NORFOLK, Va. (WAVY) — The effects of the opioid crisis can be measured in several ways. Lives lost, treatment costs, or the number of drug busts are just a few.
Now experts are beginning to tally the cost of the crisis in economic terms.
Economists from Old Dominion University presented findings Thursday morning to the Hampton Roads Opioid Working Group, a broad based collaboration of law enforcement, health care workers, civic leaders, parents and other stakeholders, at the Slover Library in Norfolk.
Attorney General Mark Herring (D-Virginia) updated the group on the commonwealth’s lawsuit against Purdue Pharma and the Sackler family, the owners of the company. Herring holds them largely responsible for creating the opioid crisis in Virginia. Purdue makes OxyContin a popular and addictive painkiller.
“They need to understand — the party is over and we’re coming for them,” Herring said.
“They have lived a life of unimaginable wealth and comfort, while so many families here in Hampton Roads and across the country were struggling because of addiction.”
Local economists are measuring the impact opioids are having on our region’s business. ODU economist Robert McNab estimates that 8,000 to 10,000 people in Hampton Roads have left the job market because of addiction. His colleague is encouraging local employers to adapt to the crisis and provide workplaces that are recovery-friendly, because they’ll end up saving money by reducing treatment costs and lost work time.
“Amazing statistics are telling us that individuals are taking these drugs at work,” said Barbara Blake Gonzalez.
Senator Tim Kaine appeared by video and says employers are telling him they can’t find workers who can pass a drug test.
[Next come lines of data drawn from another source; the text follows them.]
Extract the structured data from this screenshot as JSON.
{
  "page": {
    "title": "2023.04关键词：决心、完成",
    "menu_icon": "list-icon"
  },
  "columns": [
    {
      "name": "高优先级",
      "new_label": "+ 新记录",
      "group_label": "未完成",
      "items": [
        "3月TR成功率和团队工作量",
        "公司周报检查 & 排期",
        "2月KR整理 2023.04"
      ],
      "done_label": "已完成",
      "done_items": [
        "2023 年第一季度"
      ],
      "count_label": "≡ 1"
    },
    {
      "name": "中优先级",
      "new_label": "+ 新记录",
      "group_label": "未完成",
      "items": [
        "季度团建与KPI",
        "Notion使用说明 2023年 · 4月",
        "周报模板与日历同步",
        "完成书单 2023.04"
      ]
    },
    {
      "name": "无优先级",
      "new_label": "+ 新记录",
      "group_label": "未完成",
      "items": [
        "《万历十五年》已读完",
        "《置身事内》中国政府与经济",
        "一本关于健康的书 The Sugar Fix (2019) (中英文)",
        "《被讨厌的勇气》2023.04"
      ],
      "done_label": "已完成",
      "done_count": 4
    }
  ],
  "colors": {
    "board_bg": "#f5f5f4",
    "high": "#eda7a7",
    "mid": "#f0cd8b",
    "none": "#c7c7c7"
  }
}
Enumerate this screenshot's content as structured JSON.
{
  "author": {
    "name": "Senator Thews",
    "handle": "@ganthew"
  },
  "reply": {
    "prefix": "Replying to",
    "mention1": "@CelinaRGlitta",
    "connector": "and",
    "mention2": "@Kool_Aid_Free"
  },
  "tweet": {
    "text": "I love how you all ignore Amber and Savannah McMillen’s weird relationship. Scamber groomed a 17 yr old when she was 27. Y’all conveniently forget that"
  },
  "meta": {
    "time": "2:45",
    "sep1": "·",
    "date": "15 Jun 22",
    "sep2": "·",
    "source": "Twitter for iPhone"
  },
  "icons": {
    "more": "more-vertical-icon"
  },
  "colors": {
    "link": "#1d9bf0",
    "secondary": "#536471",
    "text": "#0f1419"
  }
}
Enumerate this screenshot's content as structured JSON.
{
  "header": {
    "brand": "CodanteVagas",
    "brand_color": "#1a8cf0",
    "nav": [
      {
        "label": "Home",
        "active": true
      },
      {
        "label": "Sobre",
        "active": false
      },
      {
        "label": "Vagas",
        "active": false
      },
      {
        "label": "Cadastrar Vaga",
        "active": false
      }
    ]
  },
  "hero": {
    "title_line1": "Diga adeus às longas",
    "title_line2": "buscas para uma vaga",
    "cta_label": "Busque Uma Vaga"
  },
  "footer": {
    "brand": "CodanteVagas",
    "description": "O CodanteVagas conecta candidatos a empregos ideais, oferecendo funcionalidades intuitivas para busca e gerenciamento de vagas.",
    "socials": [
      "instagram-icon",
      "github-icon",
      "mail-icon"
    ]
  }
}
U.S. Attorney Zachary Terwilliger talked about enforcement and the scourge of the powerful synthetic opioid fentanyl, available by mail order on the shadow internet known as the dark web.
“We’re making sure that that’s not an open-air drug market, and so we are looking at that, we’re aware of that and we have investigative techniques that we’re using,” Terwilliger said.
And Herring says despite the Sacklers’ recent offers to settle lawsuits brought by states and other governments across the nation, the two sides are still far apart.
“We want to get as much money as we can from those who have to take some personal accountability and help use that money to treat those who are suffering right now.”
Herring says the case against Purdue isn’t necessarily the last when it comes to holding companies accountable for the opioid crisis. He says multiple states including Virginia are also looking at possible action against other drug makers and distributors.